Task details:
The whole listing must be returned exactly, with no line missing.

Data for processing:
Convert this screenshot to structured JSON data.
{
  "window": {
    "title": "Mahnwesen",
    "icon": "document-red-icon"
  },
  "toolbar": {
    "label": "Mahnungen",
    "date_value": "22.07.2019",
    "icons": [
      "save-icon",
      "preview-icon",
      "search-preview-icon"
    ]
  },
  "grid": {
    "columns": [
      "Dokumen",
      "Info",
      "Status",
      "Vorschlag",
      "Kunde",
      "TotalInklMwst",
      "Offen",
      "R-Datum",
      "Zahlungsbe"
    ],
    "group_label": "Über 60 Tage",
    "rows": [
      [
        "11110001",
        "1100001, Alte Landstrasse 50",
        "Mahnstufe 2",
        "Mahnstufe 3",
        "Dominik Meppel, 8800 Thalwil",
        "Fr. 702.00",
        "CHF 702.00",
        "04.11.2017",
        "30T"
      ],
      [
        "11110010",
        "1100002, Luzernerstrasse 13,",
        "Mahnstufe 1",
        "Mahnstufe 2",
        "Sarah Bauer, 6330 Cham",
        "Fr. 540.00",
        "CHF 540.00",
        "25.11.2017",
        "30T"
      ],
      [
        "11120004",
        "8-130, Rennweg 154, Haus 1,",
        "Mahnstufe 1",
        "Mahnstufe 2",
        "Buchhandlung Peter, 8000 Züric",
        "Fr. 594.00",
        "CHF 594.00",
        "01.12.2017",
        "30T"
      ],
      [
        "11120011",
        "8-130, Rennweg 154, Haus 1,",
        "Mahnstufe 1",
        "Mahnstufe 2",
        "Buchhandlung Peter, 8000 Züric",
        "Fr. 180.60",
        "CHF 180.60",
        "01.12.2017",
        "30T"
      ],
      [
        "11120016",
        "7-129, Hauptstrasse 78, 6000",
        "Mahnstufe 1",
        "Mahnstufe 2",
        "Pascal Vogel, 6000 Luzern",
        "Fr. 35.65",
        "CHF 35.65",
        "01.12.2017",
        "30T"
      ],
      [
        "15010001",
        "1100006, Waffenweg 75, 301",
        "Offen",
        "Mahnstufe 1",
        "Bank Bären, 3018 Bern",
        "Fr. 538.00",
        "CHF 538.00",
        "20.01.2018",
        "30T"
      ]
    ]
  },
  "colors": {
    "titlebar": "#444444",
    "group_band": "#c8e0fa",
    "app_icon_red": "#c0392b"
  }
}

Answer section:
Convert this screenshot to structured JSON data.
{
  "window": {
    "title": "Mahnwesen",
    "icon": "document-red-icon"
  },
  "toolbar": {
    "label": "Mahnungen",
    "date_value": "22.07.2019",
    "icons": [
      "save-icon",
      "preview-icon",
      "search-preview-icon"
    ]
  },
  "grid": {
    "columns": [
      "Dokumen",
      "Info",
      "Status",
      "Vorschlag",
      "Kunde",
      "TotalInklMwst",
      "Offen",
      "R-Datum",
      "Zahlungsbe"
    ],
    "group_label": "Über 60 Tage",
    "rows": [
      [
        "11110001",
        "1100001, Alte Landstrasse 50",
        "Mahnstufe 2",
        "Mahnstufe 3",
        "Dominik Meppel, 8800 Thalwil",
        "Fr. 702.00",
        "CHF 702.00",
        "04.11.2017",
        "30T"
      ],
      [
        "11110010",
        "1100002, Luzernerstrasse 13,",
        "Mahnstufe 1",
        "Mahnstufe 2",
        "Sarah Bauer, 6330 Cham",
        "Fr. 540.00",
        "CHF 540.00",
        "25.11.2017",
        "30T"
      ],
      [
        "11120004",
        "8-130, Rennweg 154, Haus 1,",
        "Mahnstufe 1",
        "Mahnstufe 2",
        "Buchhandlung Peter, 8000 Züric",
        "Fr. 594.00",
        "CHF 594.00",
        "01.12.2017",
        "30T"
      ],
      [
        "11120011",
        "8-130, Rennweg 154, Haus 1,",
        "Mahnstufe 1",
        "Mahnstufe 2",
        "Buchhandlung Peter, 8000 Züric",
        "Fr. 180.60",
        "CHF 180.60",
        "01.12.2017",
        "30T"
      ],
      [
        "11120016",
        "7-129, Hauptstrasse 78, 6000",
        "Mahnstufe 1",
        "Mahnstufe 2",
        "Pascal Vogel, 6000 Luzern",
        "Fr. 35.65",
        "CHF 35.65",
        "01.12.2017",
        "30T"
      ],
      [
        "15010001",
        "1100006, Waffenweg 75, 301",
        "Offen",
        "Mahnstufe 1",
        "Bank Bären, 3018 Bern",
        "Fr. 538.00",
        "CHF 538.00",
        "20.01.2018",
        "30T"
      ]
    ]
  },
  "colors": {
    "titlebar": "#444444",
    "group_band": "#c8e0fa",
    "app_icon_red": "#c0392b"
  }
}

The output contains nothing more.